EXERCISE OBJECTIVE:
Within the records below, find each line that holds the string "JSON", then copy it.

[Items listed in a dataset]
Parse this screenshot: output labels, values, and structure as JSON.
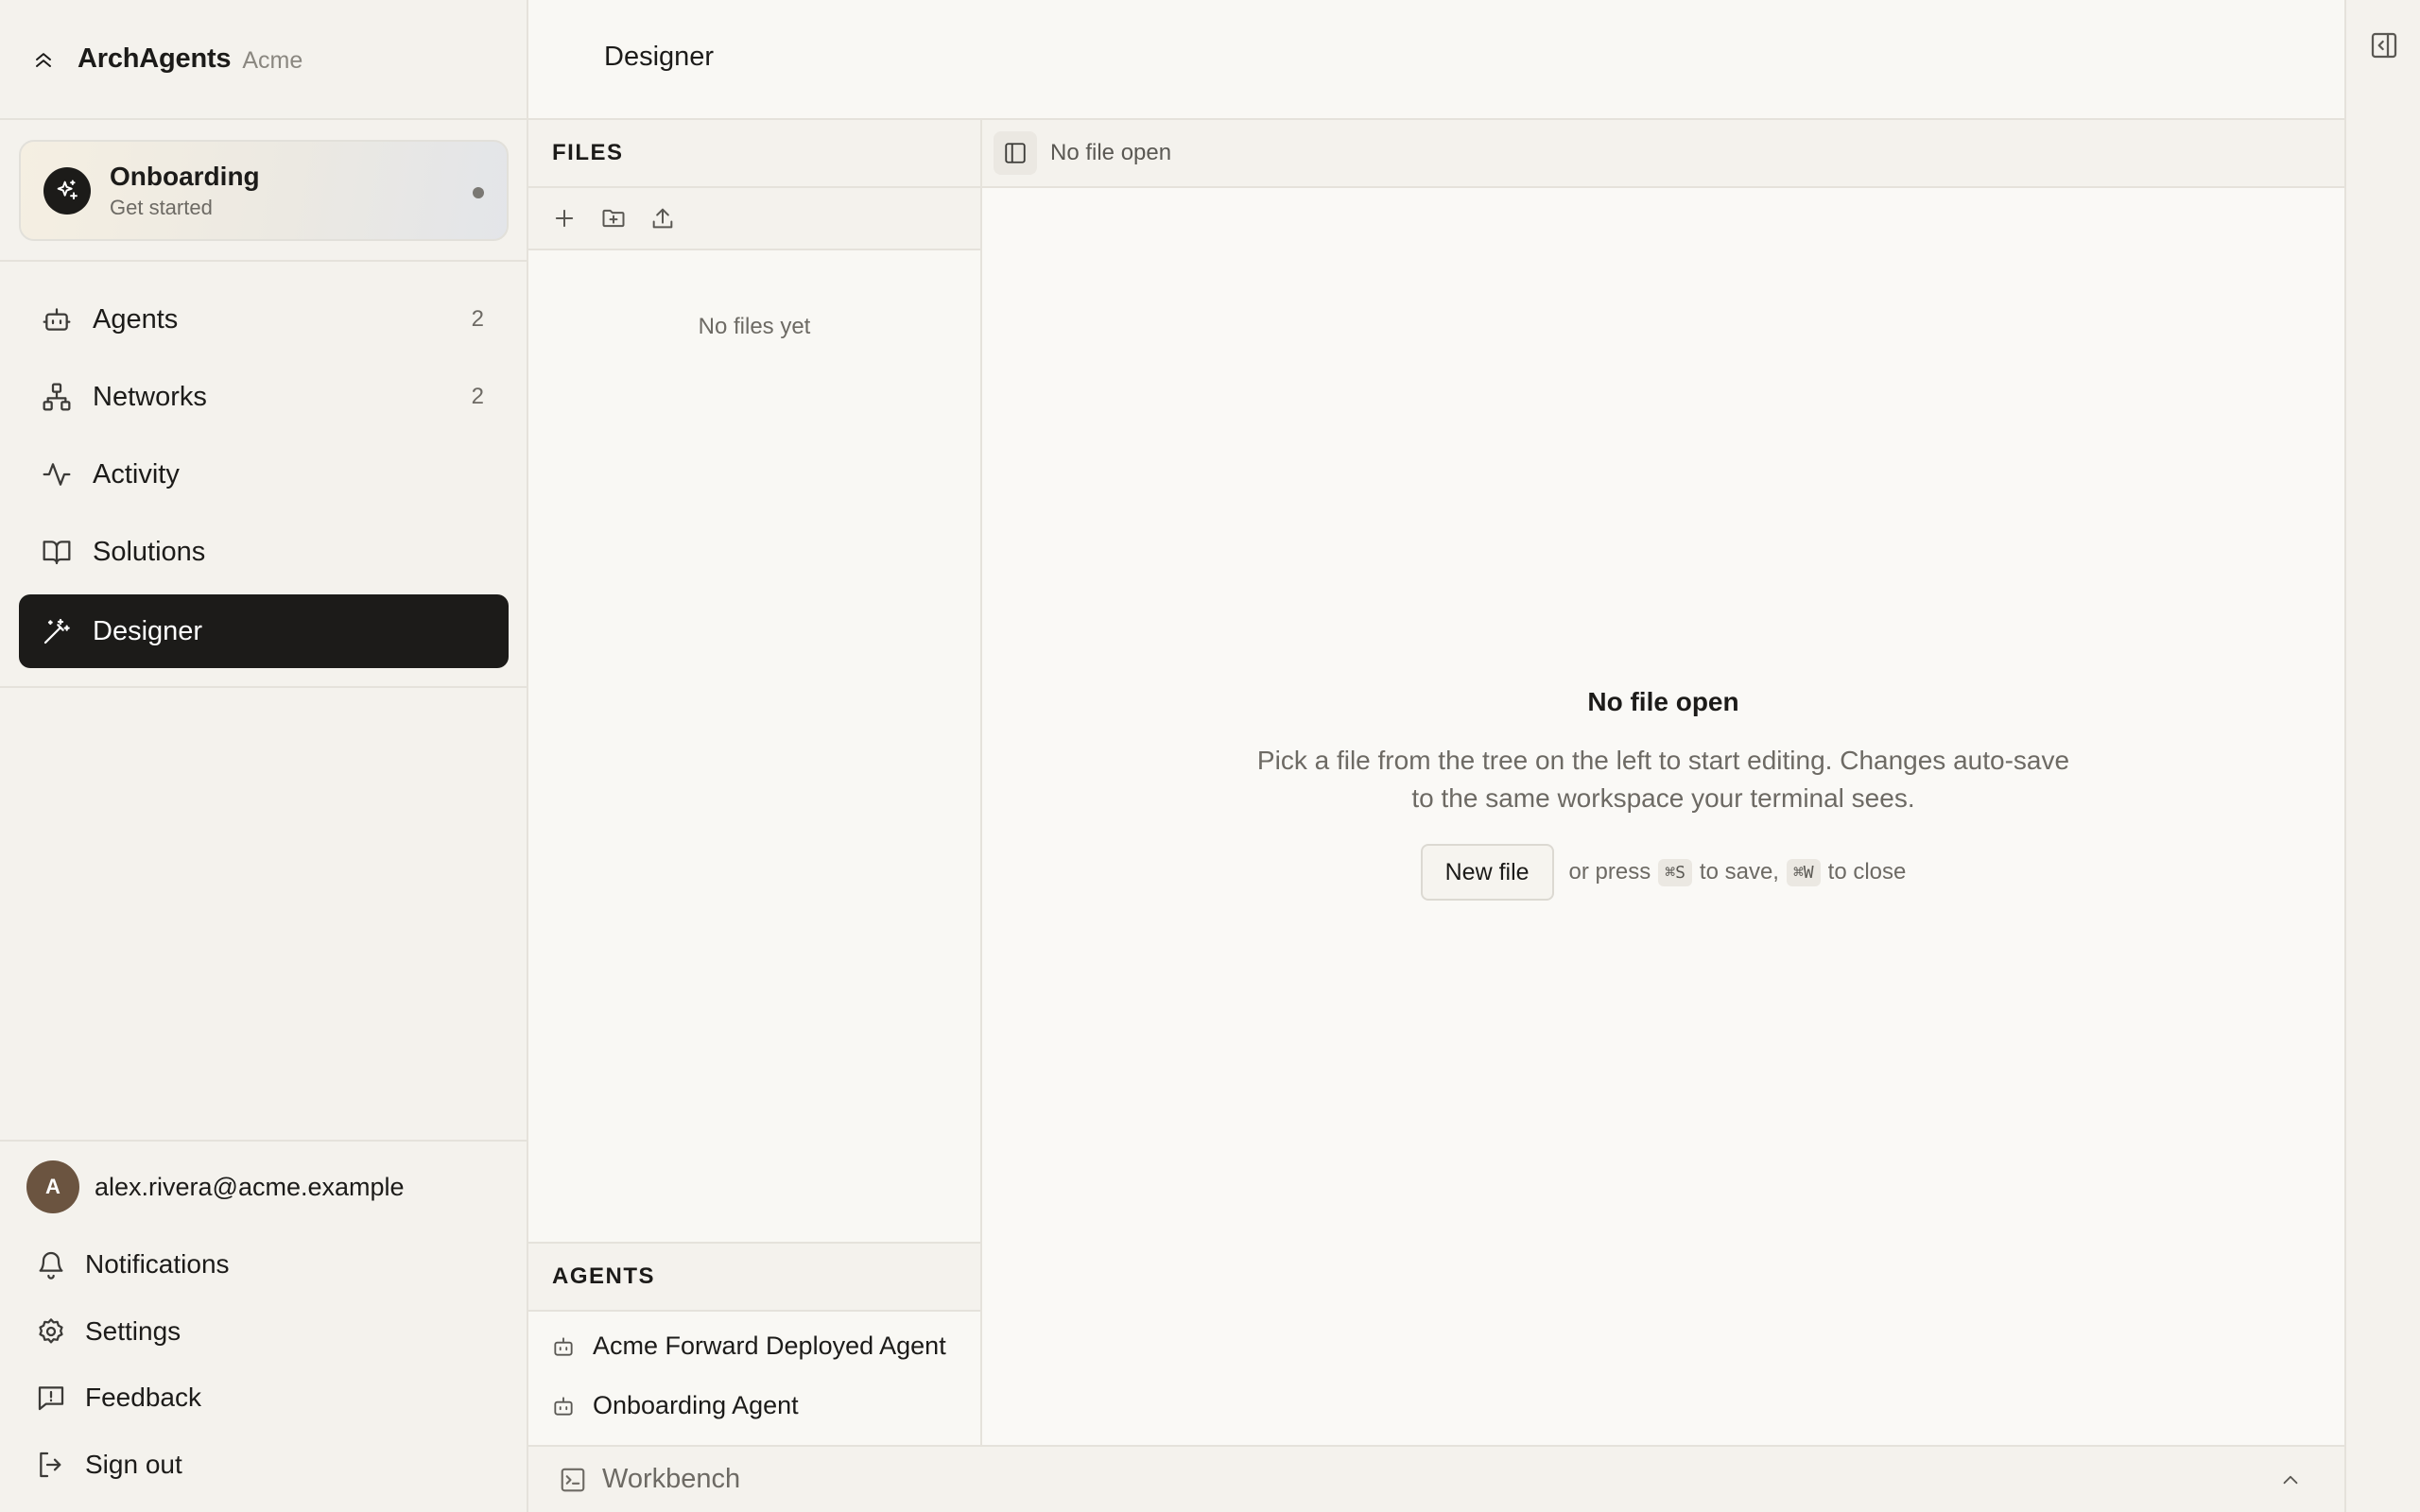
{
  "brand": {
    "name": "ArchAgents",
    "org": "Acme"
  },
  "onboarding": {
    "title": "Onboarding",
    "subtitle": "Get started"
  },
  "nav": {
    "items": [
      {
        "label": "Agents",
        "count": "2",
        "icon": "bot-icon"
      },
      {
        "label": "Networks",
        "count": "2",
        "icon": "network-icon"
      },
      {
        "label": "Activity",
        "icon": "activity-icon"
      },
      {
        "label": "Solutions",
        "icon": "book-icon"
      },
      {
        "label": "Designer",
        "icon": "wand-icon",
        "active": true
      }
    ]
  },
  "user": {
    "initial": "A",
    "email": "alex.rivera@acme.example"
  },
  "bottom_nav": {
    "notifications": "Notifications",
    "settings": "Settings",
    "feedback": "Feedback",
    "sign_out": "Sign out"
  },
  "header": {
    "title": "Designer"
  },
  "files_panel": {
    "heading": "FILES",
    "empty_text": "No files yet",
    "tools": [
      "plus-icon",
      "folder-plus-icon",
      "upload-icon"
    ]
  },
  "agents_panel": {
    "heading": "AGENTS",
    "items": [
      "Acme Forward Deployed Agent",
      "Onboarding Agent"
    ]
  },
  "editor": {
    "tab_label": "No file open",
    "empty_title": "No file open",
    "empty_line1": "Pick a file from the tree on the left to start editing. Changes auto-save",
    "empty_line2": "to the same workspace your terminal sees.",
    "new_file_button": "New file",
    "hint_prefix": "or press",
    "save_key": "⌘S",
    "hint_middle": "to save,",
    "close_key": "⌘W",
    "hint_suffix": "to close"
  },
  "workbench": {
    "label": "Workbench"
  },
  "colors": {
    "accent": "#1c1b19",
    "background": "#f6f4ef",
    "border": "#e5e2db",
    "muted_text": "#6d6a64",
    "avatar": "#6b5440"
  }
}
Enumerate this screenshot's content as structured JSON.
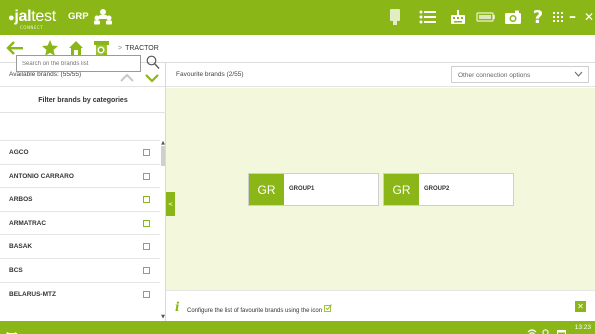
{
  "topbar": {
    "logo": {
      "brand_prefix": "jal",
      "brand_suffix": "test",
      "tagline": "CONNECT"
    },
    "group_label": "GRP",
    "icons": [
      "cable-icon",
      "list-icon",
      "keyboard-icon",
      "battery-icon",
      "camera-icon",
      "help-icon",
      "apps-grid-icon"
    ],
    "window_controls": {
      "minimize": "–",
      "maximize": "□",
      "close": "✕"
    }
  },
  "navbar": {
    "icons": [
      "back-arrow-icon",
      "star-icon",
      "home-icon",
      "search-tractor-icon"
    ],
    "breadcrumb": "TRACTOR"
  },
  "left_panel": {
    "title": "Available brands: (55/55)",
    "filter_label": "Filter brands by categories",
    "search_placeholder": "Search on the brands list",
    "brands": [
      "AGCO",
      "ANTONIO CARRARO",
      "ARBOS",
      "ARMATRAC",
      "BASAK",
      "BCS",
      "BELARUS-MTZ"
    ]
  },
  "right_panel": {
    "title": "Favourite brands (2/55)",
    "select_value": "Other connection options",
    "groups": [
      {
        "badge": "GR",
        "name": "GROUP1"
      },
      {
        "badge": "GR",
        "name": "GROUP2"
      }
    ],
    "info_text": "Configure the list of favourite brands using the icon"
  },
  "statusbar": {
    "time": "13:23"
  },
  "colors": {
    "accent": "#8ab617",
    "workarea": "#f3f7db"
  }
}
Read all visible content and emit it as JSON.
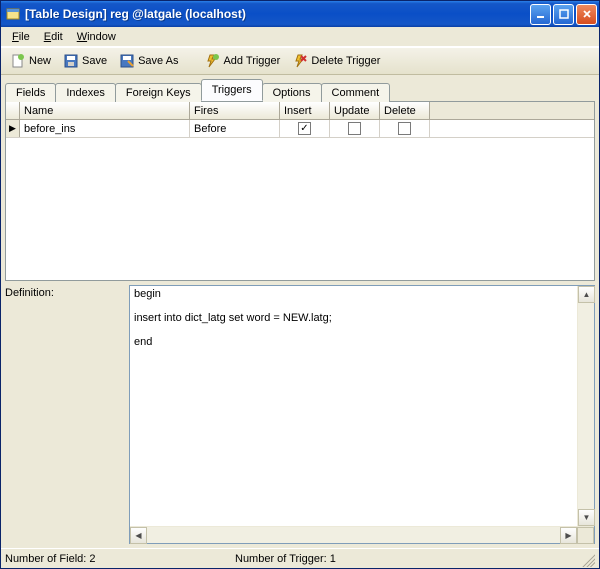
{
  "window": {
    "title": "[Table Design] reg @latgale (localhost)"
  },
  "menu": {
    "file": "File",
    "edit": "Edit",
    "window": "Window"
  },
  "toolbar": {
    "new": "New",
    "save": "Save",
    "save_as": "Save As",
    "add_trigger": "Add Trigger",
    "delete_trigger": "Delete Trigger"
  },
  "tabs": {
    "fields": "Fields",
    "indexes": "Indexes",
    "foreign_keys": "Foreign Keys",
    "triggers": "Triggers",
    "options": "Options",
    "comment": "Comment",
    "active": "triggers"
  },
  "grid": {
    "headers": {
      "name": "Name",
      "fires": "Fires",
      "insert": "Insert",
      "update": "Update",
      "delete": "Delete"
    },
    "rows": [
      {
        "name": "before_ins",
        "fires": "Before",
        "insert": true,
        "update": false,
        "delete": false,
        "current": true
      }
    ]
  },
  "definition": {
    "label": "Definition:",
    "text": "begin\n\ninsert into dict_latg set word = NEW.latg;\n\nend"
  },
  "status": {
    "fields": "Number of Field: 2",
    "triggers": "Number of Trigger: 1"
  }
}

TASK ANSWER:
Parse this screenshot: output labels, values, and structure as JSON.
Enumerate this screenshot's content as structured JSON.
Read all visible content and emit it as JSON.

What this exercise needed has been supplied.